> Records for this exercise
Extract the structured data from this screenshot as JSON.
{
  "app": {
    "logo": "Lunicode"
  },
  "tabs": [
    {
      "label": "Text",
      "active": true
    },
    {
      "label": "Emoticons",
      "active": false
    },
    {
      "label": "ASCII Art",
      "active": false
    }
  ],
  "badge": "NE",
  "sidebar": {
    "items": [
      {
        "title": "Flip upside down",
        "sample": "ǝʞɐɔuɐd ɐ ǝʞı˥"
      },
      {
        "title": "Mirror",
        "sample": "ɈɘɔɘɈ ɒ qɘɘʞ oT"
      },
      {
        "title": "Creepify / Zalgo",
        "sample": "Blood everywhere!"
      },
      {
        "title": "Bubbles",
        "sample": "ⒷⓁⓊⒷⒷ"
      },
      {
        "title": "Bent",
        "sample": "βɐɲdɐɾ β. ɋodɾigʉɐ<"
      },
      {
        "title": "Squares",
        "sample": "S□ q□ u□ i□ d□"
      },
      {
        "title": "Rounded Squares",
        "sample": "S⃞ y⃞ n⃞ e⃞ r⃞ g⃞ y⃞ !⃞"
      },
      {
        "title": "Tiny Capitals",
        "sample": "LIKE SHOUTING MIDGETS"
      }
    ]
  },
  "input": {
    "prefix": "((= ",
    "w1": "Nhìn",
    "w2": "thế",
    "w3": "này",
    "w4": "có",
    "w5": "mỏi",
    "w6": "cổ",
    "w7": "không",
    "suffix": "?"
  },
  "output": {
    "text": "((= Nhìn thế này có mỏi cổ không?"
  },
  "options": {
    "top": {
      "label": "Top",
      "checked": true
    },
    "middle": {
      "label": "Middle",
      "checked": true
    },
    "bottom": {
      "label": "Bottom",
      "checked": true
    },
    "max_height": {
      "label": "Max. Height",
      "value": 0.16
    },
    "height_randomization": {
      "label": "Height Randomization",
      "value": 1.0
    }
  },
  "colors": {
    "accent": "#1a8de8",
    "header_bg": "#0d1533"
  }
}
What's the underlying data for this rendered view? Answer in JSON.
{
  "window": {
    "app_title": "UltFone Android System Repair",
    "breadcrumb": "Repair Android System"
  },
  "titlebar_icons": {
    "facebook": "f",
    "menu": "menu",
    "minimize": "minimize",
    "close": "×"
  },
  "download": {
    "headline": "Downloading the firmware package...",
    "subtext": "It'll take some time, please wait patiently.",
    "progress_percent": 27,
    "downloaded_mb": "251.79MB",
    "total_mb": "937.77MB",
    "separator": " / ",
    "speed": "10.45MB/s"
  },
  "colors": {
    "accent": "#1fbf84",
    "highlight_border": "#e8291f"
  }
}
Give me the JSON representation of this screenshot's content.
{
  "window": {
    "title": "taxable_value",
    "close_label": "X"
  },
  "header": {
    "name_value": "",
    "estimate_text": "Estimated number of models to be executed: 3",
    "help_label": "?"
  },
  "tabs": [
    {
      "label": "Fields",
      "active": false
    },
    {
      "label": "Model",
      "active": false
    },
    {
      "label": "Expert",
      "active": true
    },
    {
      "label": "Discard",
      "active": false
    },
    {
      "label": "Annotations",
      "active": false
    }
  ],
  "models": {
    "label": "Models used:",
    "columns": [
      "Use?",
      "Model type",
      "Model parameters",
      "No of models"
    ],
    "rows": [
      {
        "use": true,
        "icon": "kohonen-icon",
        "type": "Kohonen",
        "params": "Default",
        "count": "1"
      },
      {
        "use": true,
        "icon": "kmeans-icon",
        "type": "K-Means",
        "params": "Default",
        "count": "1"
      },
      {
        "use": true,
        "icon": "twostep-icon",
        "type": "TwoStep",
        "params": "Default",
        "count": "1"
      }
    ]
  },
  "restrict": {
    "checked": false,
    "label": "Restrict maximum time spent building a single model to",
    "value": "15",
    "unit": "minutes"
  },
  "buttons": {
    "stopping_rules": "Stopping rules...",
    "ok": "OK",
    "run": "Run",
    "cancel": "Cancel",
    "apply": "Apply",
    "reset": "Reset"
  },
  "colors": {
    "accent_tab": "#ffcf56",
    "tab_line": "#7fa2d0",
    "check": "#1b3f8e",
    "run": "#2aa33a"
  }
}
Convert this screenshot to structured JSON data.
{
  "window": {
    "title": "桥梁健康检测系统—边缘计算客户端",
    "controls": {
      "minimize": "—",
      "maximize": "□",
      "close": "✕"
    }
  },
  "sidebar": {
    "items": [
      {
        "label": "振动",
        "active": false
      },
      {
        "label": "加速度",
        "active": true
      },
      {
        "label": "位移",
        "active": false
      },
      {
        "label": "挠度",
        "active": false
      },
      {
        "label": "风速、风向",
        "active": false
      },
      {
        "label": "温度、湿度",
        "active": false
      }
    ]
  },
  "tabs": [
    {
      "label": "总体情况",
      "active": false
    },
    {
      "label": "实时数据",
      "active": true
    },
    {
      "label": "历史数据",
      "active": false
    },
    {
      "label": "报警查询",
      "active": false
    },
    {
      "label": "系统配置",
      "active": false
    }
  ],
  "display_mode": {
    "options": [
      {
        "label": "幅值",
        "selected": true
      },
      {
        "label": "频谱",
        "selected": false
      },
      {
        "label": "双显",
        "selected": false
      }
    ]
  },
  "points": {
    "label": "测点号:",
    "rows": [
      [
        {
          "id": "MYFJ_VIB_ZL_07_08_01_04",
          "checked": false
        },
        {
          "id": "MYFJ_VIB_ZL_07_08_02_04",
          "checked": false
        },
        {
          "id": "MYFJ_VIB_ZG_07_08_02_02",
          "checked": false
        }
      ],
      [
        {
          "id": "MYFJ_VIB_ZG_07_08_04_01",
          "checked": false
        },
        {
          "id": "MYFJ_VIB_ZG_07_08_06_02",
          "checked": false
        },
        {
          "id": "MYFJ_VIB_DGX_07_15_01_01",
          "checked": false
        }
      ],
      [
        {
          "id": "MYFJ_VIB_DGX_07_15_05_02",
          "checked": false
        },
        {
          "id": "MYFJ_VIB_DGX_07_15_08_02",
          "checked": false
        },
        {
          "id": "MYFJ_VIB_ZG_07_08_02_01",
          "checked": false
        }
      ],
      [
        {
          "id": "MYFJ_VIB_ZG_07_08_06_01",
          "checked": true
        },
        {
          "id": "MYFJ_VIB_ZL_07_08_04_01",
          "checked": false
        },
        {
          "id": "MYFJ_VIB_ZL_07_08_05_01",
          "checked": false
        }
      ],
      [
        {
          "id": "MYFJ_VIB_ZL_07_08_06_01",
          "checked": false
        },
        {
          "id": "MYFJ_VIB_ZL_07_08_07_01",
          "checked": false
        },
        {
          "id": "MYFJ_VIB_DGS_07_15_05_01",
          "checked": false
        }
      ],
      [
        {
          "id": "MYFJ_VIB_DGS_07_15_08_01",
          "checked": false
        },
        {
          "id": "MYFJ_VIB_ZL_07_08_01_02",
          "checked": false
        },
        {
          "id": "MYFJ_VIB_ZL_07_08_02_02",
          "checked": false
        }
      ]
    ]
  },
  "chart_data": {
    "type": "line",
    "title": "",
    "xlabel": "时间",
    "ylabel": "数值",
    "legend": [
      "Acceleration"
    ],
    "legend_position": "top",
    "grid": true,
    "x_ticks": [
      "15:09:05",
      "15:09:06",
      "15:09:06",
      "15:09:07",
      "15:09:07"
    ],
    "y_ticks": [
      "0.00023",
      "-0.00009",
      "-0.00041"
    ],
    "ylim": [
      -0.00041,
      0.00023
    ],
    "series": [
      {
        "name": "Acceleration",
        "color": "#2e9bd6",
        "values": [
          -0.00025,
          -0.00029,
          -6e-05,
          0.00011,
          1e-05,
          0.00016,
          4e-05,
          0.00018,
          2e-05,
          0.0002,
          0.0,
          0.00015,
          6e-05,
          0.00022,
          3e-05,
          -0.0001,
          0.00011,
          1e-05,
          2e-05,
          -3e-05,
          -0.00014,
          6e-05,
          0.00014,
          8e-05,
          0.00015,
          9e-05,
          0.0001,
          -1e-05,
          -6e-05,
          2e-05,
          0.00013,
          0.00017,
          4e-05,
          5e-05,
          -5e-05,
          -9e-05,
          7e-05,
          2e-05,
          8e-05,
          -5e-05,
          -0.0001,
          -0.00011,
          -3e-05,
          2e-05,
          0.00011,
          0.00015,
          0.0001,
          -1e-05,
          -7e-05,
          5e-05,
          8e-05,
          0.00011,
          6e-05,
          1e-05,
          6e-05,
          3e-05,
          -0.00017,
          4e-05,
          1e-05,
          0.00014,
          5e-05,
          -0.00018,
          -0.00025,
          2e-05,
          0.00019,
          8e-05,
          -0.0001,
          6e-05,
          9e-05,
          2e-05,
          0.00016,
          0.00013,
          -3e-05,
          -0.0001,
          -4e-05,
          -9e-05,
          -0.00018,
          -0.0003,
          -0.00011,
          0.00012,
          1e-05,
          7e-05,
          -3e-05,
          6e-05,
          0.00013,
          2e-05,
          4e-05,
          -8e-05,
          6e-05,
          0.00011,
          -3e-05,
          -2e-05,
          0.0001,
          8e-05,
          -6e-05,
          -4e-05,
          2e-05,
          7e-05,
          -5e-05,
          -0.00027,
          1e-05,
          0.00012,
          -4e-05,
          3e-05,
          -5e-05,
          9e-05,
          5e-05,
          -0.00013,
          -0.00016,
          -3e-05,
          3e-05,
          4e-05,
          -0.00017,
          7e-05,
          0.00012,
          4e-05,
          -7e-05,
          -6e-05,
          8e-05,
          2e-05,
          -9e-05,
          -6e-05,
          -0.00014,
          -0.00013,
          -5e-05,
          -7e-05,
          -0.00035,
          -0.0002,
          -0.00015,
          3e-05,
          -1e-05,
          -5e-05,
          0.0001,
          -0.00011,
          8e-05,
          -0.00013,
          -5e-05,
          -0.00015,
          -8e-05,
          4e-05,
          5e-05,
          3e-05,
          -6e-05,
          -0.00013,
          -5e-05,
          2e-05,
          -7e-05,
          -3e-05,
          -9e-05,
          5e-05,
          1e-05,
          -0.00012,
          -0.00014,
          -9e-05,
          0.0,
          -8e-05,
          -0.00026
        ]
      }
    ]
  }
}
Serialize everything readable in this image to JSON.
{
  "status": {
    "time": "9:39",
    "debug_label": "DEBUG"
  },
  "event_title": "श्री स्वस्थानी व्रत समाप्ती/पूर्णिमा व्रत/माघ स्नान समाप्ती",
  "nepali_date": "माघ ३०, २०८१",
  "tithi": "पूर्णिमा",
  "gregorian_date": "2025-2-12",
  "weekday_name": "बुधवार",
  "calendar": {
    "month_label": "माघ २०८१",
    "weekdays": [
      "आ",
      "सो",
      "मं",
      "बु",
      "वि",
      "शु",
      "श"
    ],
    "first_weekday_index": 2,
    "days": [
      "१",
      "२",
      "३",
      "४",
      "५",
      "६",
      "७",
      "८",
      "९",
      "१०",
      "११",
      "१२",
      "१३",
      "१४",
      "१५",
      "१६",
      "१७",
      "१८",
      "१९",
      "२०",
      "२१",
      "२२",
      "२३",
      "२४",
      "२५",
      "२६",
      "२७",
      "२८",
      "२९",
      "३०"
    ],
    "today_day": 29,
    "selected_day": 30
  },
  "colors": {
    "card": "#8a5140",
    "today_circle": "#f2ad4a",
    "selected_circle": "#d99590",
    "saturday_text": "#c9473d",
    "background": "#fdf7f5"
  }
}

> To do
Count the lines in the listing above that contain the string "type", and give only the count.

> Solution to this problem
5